··· DATA EXTRACTS

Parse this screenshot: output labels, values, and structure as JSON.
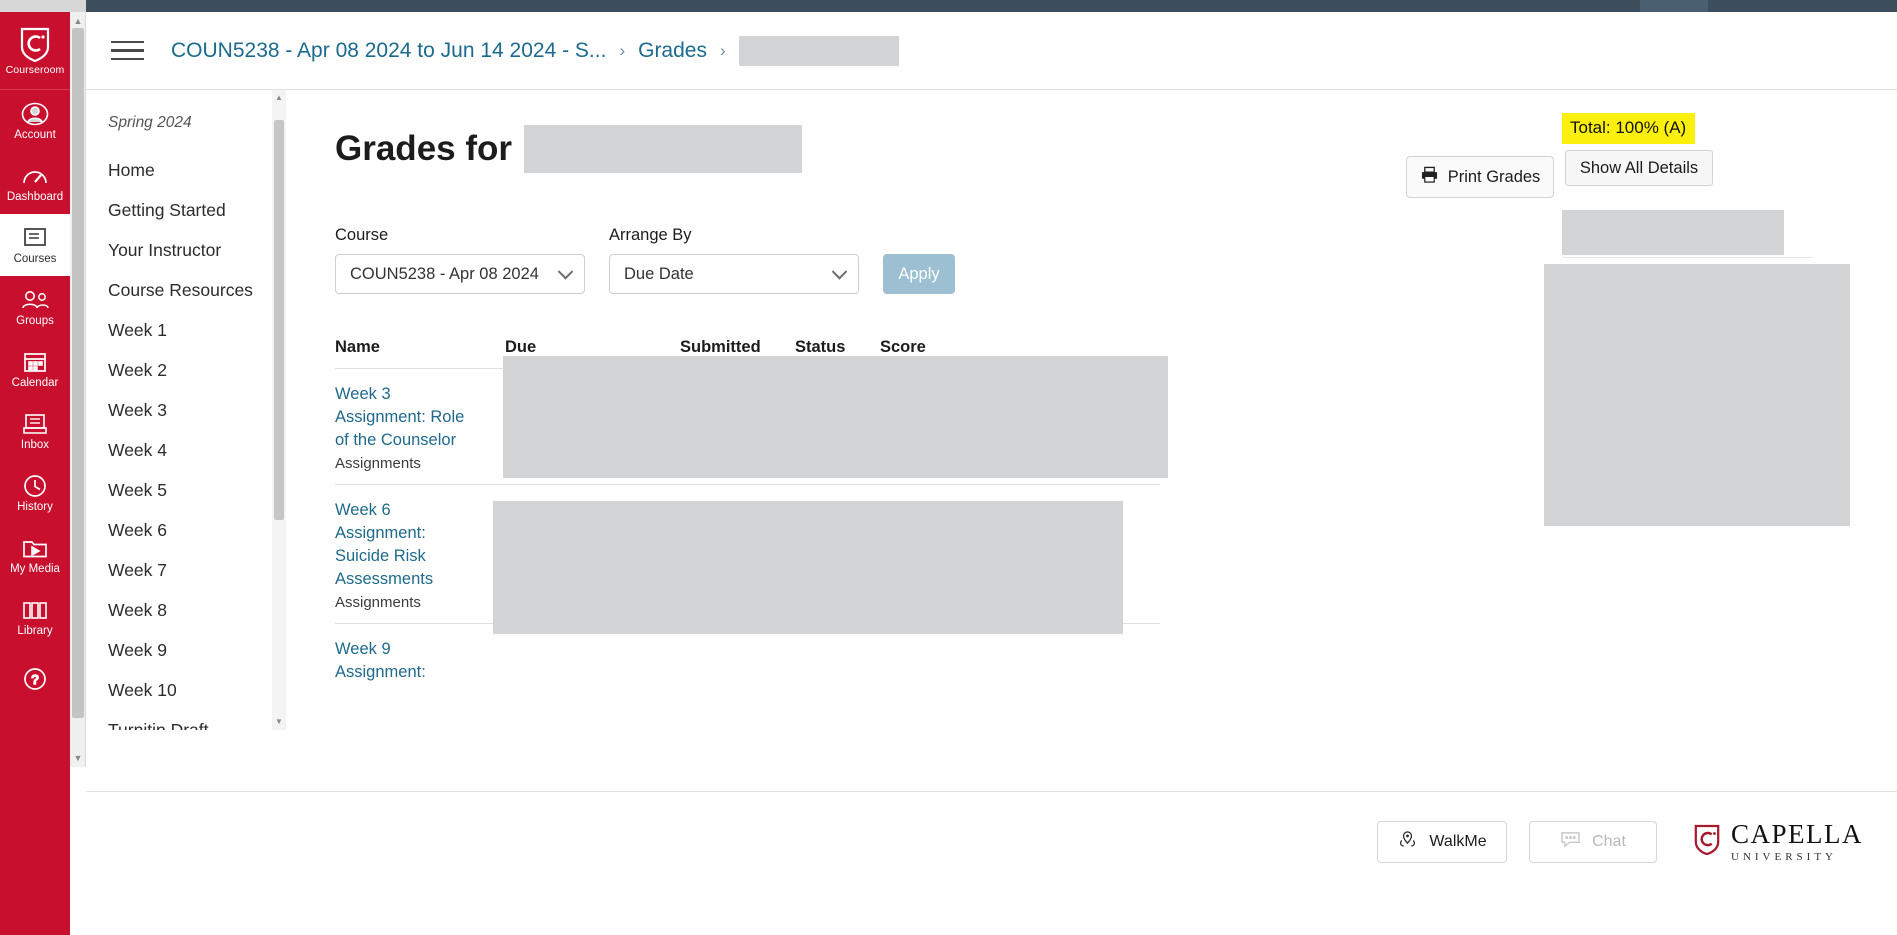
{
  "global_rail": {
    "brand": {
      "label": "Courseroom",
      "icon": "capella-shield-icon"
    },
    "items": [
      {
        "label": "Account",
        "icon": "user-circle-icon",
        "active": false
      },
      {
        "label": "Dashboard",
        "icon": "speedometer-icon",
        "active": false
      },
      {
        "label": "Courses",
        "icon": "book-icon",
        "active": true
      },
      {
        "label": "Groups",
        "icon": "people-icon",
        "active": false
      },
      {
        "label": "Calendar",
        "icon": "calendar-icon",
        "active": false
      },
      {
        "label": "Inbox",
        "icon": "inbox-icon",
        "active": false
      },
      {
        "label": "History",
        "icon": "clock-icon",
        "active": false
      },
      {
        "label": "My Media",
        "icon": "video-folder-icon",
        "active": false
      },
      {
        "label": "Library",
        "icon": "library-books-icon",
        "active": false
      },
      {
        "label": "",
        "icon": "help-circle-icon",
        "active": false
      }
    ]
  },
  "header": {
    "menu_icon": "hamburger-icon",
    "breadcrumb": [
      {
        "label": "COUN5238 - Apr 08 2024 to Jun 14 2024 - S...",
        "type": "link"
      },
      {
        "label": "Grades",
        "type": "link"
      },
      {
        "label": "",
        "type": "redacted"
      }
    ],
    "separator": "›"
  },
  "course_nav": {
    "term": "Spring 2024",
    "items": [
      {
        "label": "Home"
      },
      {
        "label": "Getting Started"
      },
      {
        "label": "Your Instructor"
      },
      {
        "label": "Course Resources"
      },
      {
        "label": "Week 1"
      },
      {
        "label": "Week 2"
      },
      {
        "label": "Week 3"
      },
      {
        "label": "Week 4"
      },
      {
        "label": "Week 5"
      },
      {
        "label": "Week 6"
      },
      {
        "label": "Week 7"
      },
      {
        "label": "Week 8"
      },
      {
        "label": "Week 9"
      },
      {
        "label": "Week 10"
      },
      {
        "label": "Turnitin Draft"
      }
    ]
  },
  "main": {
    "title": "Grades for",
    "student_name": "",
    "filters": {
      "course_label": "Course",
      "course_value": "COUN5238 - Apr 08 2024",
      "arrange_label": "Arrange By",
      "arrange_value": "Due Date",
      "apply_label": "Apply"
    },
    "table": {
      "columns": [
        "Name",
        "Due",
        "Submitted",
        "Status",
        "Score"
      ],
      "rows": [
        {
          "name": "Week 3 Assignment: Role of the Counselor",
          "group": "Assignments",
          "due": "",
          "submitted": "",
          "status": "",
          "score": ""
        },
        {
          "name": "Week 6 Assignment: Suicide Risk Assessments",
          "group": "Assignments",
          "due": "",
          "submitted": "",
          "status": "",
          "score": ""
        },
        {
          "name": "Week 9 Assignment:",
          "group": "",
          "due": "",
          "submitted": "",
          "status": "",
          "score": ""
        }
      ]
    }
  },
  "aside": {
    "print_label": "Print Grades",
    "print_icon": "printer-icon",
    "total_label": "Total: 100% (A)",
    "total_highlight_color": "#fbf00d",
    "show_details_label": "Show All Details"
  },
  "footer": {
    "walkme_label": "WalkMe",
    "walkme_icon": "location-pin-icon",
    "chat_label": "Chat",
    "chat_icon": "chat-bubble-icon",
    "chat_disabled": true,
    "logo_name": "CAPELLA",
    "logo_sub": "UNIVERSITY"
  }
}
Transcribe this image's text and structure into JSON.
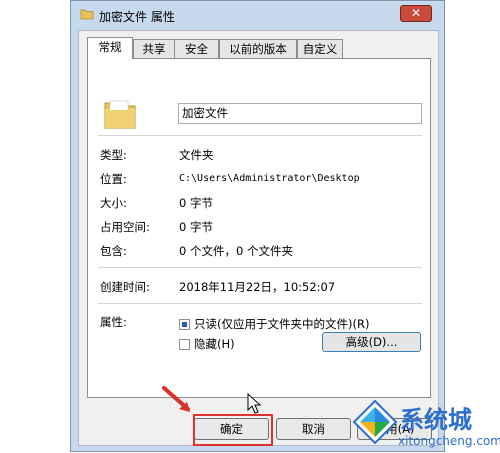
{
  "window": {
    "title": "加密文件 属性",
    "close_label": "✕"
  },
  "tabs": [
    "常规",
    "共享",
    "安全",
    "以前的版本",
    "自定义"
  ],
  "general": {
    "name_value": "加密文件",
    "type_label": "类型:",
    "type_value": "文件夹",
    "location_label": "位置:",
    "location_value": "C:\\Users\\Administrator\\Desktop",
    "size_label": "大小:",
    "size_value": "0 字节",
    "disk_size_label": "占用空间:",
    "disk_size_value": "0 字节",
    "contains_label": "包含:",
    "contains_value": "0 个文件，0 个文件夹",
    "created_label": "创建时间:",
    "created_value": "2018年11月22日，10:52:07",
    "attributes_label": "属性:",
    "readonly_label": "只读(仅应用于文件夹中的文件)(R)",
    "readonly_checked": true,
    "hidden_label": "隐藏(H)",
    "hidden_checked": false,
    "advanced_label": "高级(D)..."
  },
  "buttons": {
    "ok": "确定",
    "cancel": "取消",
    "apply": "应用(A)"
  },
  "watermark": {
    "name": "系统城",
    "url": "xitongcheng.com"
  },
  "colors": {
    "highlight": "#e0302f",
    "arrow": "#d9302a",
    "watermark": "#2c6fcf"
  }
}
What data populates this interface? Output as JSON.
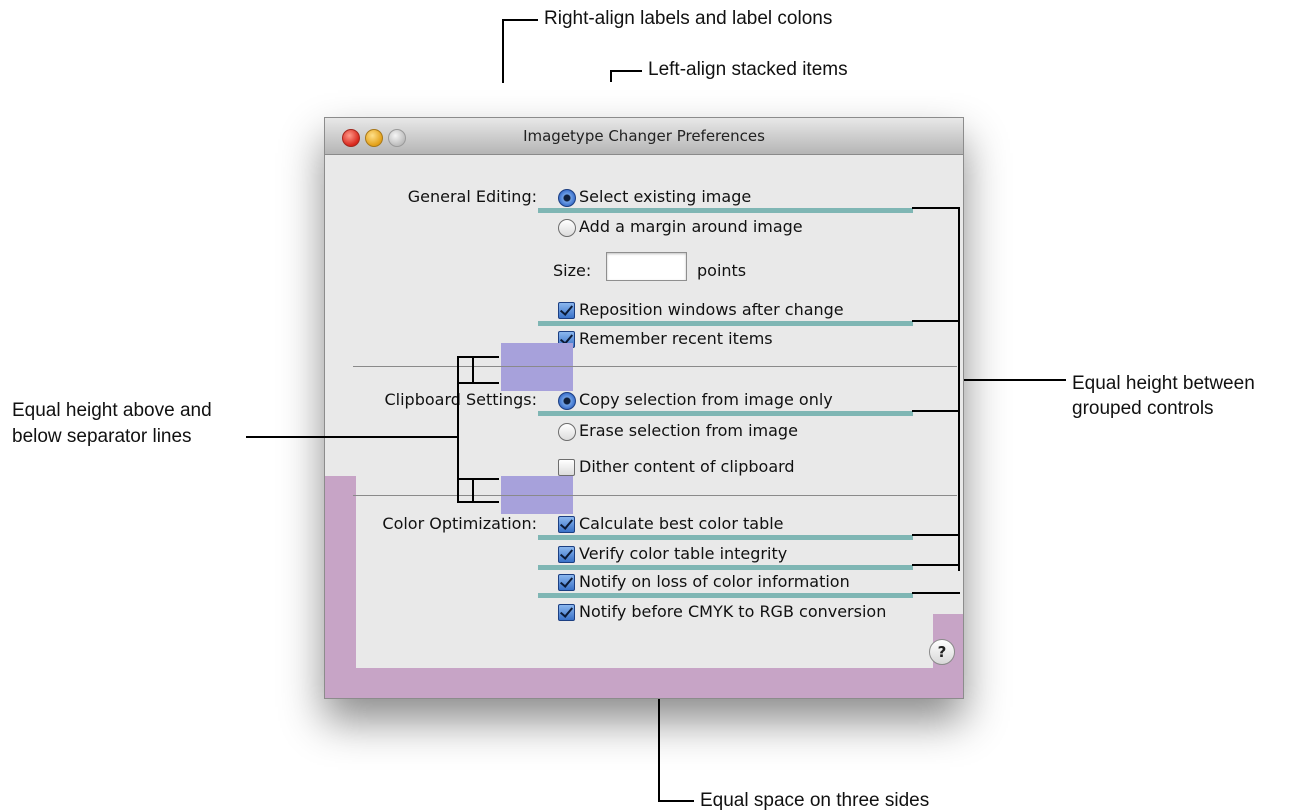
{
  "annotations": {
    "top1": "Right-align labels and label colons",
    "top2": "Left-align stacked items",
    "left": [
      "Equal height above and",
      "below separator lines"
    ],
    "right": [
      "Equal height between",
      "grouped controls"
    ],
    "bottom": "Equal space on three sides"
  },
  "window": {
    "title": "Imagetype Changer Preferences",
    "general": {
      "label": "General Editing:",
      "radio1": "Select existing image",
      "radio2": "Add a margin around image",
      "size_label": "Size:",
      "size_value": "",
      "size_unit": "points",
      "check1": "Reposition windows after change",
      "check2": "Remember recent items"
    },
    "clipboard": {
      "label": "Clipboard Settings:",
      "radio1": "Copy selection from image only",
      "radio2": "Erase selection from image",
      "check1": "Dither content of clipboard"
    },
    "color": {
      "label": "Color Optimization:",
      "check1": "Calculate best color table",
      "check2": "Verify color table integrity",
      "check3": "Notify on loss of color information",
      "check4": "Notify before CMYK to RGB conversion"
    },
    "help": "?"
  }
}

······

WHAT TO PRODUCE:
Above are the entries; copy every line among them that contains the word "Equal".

RESPONSE:
      "Equal height above and",
      "Equal height between",
    "bottom": "Equal space on three sides"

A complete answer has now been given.